In explaining their motivations to undertake a dangerous mission in a distant country, Kenyan officials cited their country’s longstanding ties with the Caribbean stretching back to their founding father, Jomo Kenyatta. Financial considerations may have played a role too: Many developing nations view international security missions as a way to subsidize or reward their security forces.

Still, many Kenyans questioned if the mission was worth it. The Kenyan public is sensitive to casualties and the deaths of Kenyan soldiers deployed to neighboring Somalia to fight Al Shabab militants often stirs vocal public opprobrium. Any further deaths from a Haiti mission could stoke criticism of Mr. Ruto’s government, which is already grappling with a severe economic downturn.

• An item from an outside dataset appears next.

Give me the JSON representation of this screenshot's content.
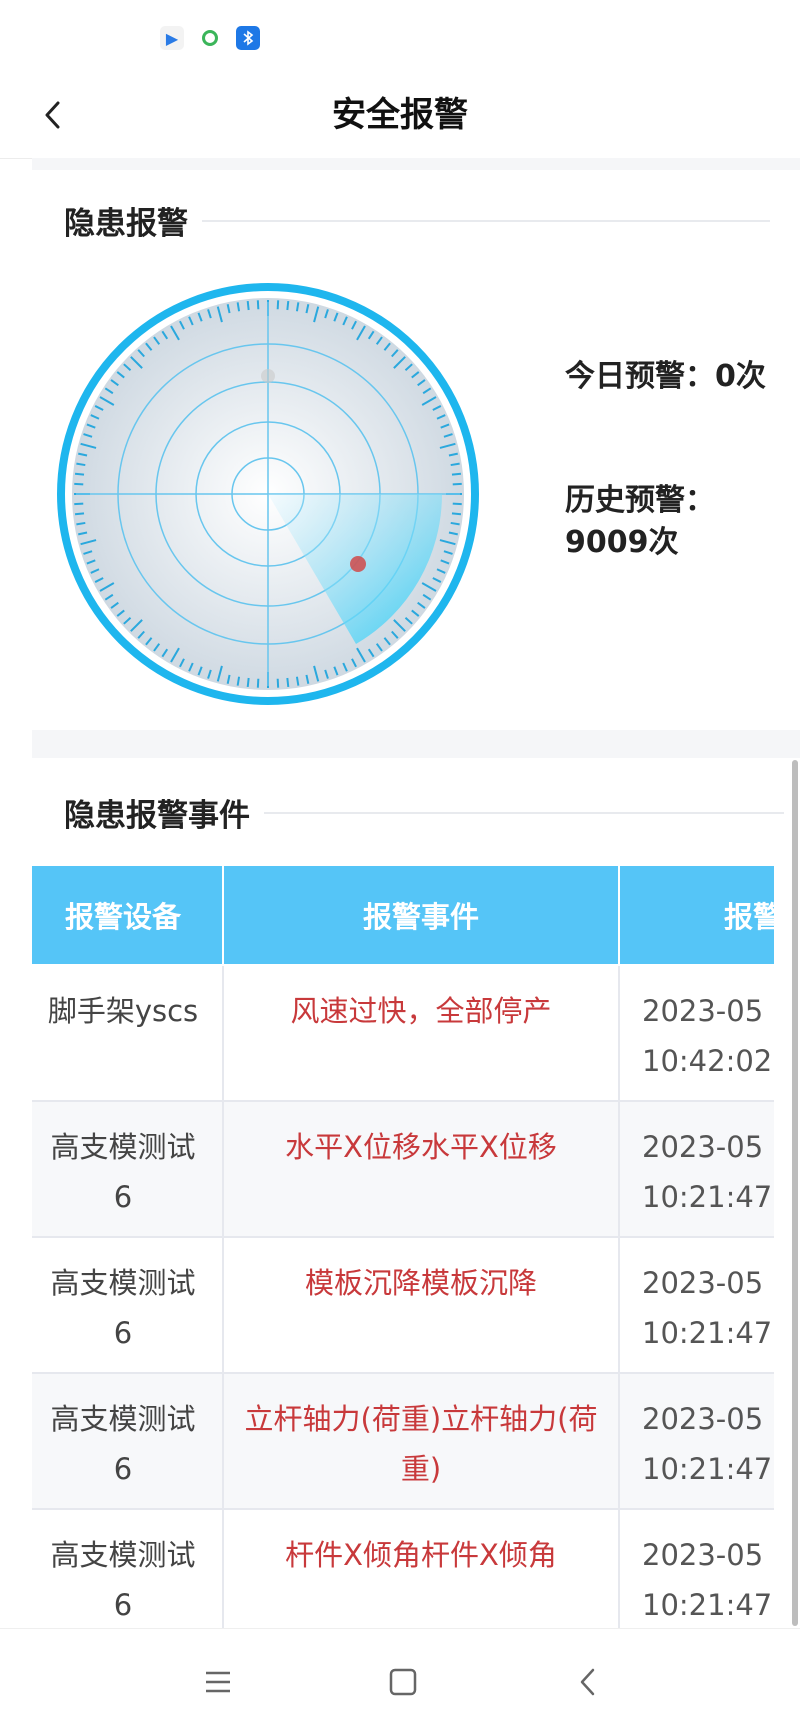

The American commitment of $200 million, about half from the Defense Department, was intended to pay for equipment, advisers and medical support, as well as help with planning, logistics and communications, a State Department spokeswoman said. But Kenyan officials insisted that much more was needed.

Many other Haitians, though, have grown wary of international interventions. In 2010, a United Nations peacekeeping force brought cholera to the country as poor sanitation at a base camp sent sewage downriver, leading to over 9,000 deaths. Sexual exploitation by peacekeepers and aid workers has been documented repeatedly, and researchers say it resulted in the births of hundreds of children.

Despite that, the country’s increasingly desperate security crisis has left many people open to another international intervention. Armed gangs regularly abduct passengers from buses, to be held for ransom. Six nuns were released on Wednesday, six days after they were kidnapped.

At a waiting room in a health clinic in Port-au-Prince on Wednesday, patients said that they would support the effort if the Kenyans were willing to try. None of the patients agreed to be named, saying they feared they would be killed for speaking out.

But several predicted that an international force could succeed only if it were backed by a heavily armed pro-government militia, and not the discredited national police that the Kenyans were expected to be working alongside.

Some communities banded together last year to form vigilante groups that fought back against gangs, sometimes committing atrocities of their own. That movement largely fizzled out.

Jeff Frazier, a former United States paratrooper who runs a nonprofit in Haiti and had been lobbying Washington for a stronger intervention, said that a Kenyan-led mission was the best option in dire times.

“Are there alternatives? Sure, but they’re a mess,” said Mr. Frazier, who spent 43 days in captivity last year after being kidnapped by a gang. The focus, he said, should be to rescue desperate Haitians from “vicious gangs that kidnap women and send torture videos of them with bloodied faces and cigarette-burned backs to their loved ones.”

Andre Paulte contributed reporting from Port-au-Prince, Haiti.